Copy out each line of the data that contains "true".

Material to process:
*** Begin section ***
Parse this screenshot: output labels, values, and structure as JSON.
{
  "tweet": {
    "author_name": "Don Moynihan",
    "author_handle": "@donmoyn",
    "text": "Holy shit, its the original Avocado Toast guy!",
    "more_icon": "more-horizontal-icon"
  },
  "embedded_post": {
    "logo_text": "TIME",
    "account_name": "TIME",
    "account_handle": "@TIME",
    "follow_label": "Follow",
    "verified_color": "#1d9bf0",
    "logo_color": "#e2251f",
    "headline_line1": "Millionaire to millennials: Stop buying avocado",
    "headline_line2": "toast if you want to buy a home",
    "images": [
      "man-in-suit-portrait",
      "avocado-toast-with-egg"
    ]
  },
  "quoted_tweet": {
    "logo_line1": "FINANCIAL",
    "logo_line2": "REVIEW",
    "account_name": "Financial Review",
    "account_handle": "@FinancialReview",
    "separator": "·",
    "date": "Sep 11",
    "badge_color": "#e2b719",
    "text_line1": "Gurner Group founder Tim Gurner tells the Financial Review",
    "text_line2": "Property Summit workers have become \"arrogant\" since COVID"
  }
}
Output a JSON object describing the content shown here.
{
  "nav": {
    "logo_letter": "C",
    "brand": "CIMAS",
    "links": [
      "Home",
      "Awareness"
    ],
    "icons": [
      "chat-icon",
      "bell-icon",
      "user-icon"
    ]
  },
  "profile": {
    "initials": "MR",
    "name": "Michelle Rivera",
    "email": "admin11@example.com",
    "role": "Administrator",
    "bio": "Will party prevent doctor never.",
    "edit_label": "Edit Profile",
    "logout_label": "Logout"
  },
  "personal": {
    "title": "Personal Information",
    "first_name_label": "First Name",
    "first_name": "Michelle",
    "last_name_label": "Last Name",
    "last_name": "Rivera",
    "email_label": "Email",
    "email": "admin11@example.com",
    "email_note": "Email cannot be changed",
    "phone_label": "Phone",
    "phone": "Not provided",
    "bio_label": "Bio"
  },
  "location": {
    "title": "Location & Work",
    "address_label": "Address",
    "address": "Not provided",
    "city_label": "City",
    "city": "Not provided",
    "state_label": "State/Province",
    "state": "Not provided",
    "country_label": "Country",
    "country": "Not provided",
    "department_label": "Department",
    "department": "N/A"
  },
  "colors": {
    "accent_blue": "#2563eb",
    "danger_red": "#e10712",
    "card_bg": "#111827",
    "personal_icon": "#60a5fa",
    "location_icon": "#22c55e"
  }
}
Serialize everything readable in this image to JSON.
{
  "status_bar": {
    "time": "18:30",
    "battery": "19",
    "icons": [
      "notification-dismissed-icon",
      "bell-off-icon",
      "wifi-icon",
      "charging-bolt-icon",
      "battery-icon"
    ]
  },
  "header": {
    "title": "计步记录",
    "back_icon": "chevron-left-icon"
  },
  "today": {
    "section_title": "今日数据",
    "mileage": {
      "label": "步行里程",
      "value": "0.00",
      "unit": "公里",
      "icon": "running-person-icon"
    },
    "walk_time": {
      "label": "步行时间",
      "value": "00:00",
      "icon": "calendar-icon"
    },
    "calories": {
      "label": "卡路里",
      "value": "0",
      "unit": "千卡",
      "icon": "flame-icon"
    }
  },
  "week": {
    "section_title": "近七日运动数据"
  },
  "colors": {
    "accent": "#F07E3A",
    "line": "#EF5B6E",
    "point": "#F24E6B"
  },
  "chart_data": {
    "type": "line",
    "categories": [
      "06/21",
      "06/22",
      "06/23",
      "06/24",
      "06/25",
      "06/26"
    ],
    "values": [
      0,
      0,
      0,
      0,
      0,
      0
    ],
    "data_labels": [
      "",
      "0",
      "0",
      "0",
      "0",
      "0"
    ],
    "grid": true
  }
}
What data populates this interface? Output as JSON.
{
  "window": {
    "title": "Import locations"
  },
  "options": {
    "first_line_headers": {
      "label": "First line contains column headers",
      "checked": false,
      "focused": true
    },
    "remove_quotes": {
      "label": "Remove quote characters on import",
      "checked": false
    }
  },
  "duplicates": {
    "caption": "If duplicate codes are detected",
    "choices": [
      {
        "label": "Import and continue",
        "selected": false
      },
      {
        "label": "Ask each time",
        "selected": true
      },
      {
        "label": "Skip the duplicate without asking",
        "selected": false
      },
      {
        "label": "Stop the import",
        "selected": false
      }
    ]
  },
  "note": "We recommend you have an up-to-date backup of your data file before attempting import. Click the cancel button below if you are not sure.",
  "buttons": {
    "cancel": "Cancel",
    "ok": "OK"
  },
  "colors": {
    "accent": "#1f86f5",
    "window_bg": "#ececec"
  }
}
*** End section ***
Finished task:
    "grid": true
      "focused": true
        "selected": true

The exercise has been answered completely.